Muslims in Barbados have been lobbying for rooms at Barbados' two main ports of entry and exit, for their religious needs, since they pray five times a day, while facing Mecca. These ports would include the Grantley Adams International Airport (GAIA), and the Bridgetown Harbour.
Through the representative for the city, the lobbying of government has been made. Parliamentary representative for the city, Patrick Todd, submitted the matter during the second reading of the Barbados Port Inc. Exemption from Taxation Bill, in June.
Todd said the "special facility" would create a space for Muslims to wash their feet at both the seaport and airport and "not cause inconvenience to the rest of the community by having to wash their feet in a face basin in a washroom."

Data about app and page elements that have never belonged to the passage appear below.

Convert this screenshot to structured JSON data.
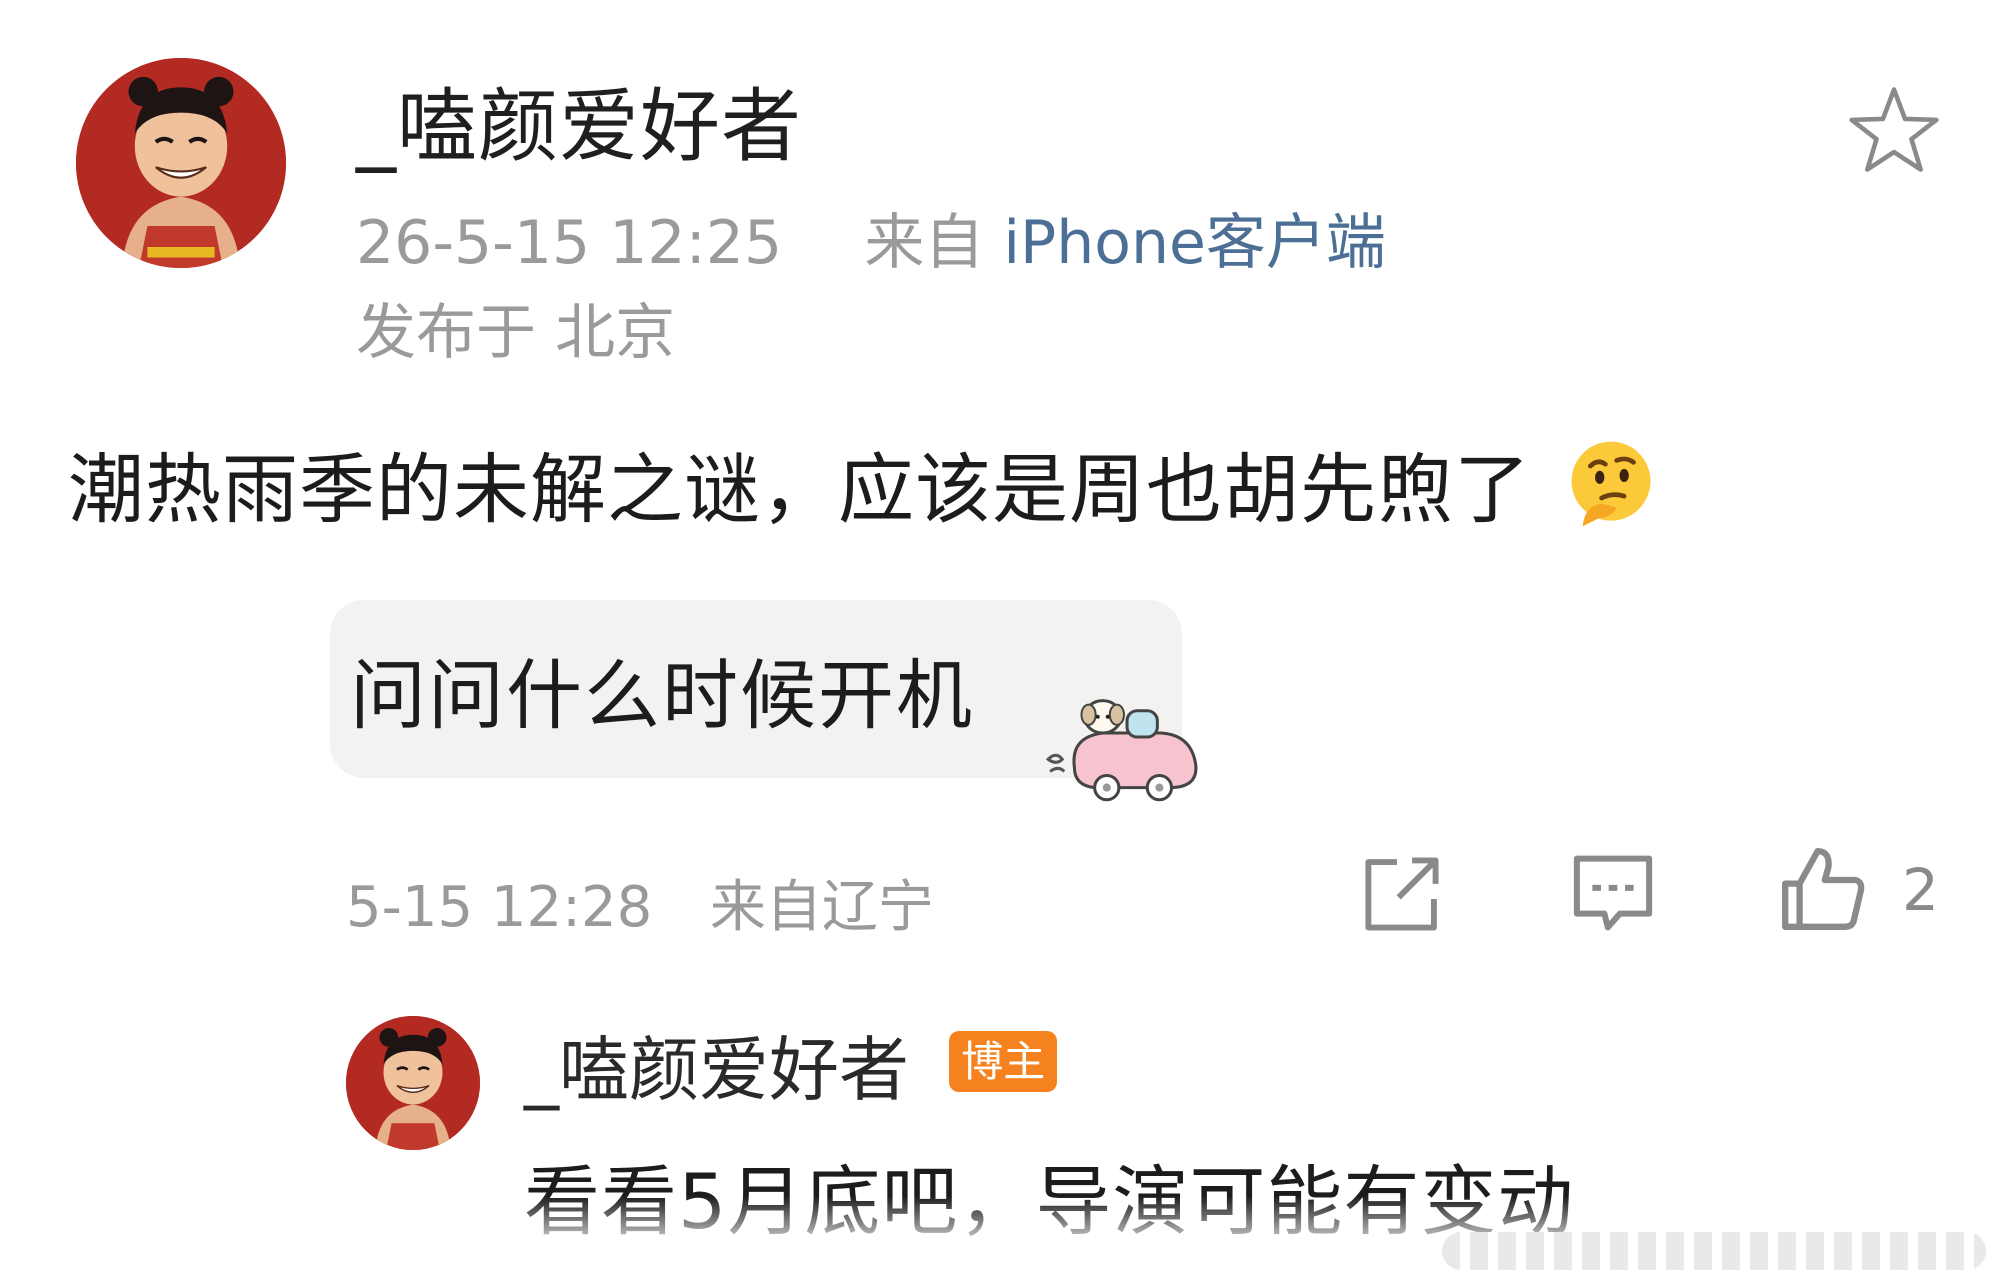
{
  "post": {
    "author": "_嗑颜爱好者",
    "timestamp": "26-5-15 12:25",
    "source_prefix": "来自",
    "client": "iPhone客户端",
    "location": "发布于 北京",
    "text": "潮热雨季的未解之谜，应该是周也胡先煦了",
    "emoji_icon": "thinking-face-icon",
    "favorite_icon": "star-outline-icon"
  },
  "quote": {
    "text": "问问什么时候开机",
    "sticker_icon": "puppy-car-sticker-icon"
  },
  "actions": {
    "timestamp": "5-15 12:28",
    "source": "来自辽宁",
    "share_icon": "share-icon",
    "comment_icon": "comment-icon",
    "like_icon": "thumbs-up-icon",
    "like_count": "2"
  },
  "reply": {
    "author": "_嗑颜爱好者",
    "badge": "博主",
    "text": "看看5月底吧，导演可能有变动"
  },
  "colors": {
    "avatar_bg": "#b22a22",
    "client_link": "#4b6f95",
    "badge_bg": "#f5821f",
    "meta_gray": "#9a9a9a"
  }
}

George Hutson Minister of International Business and International Transport, promised to look into their request while speaking in the House of Assembly. Hutson also added that they were looking at providing such a facility at the Grantley Adams International Airport (GAIA), and hopefully something could be done in the not too distant future.

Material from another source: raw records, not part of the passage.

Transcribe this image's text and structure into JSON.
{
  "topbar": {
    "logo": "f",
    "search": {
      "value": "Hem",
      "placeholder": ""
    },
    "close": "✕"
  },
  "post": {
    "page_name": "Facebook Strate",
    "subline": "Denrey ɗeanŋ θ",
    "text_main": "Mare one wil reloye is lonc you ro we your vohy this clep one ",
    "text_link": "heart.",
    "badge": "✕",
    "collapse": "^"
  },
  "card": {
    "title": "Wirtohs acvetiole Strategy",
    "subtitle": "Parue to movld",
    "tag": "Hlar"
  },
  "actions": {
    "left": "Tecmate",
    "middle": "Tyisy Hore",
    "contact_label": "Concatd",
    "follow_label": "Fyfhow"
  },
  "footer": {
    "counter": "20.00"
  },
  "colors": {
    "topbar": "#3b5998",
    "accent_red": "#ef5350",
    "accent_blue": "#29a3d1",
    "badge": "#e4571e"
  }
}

The plan to have a prayer room for Muslims, at the expense of the tax payers of Barbados has, however, been shot down by two senators. Senator David Durant, is in opposition and said it would pose a security risk. Also in opposition to the prayer room for Muslims within the airport is also supported by Independent Senator Orlando Marville, who said such a facility was better place outside of the airport. The two senators spoke as the Upper House debated tax exemptions for the GAIA, last Friday.
"No one religion is to have that monopoly in Barbados and first of all Barbados is a Christian nation and that must not be compromised. But if we give a prayer room to one religious body you will need to provide prayer rooms for every other religious body, because they will apply, and if you grant permission to one then it will be difficult to refuse four or five others," Durant stated.
Governments should try they best not to become involved in religious matters, and no chapel, or private room for meditation at an airport should be set aside for any religious group(s) especially at the expense of all tax payers. Will Christians be also allowed to use this room? If Christians, or Hindus are using the room when Muslims want to pray, will they have to leave?
Government should not be supplying prayer rooms for any particular group, and such a facility is better suited maybe adjacent to the airport at the expense of Muslims.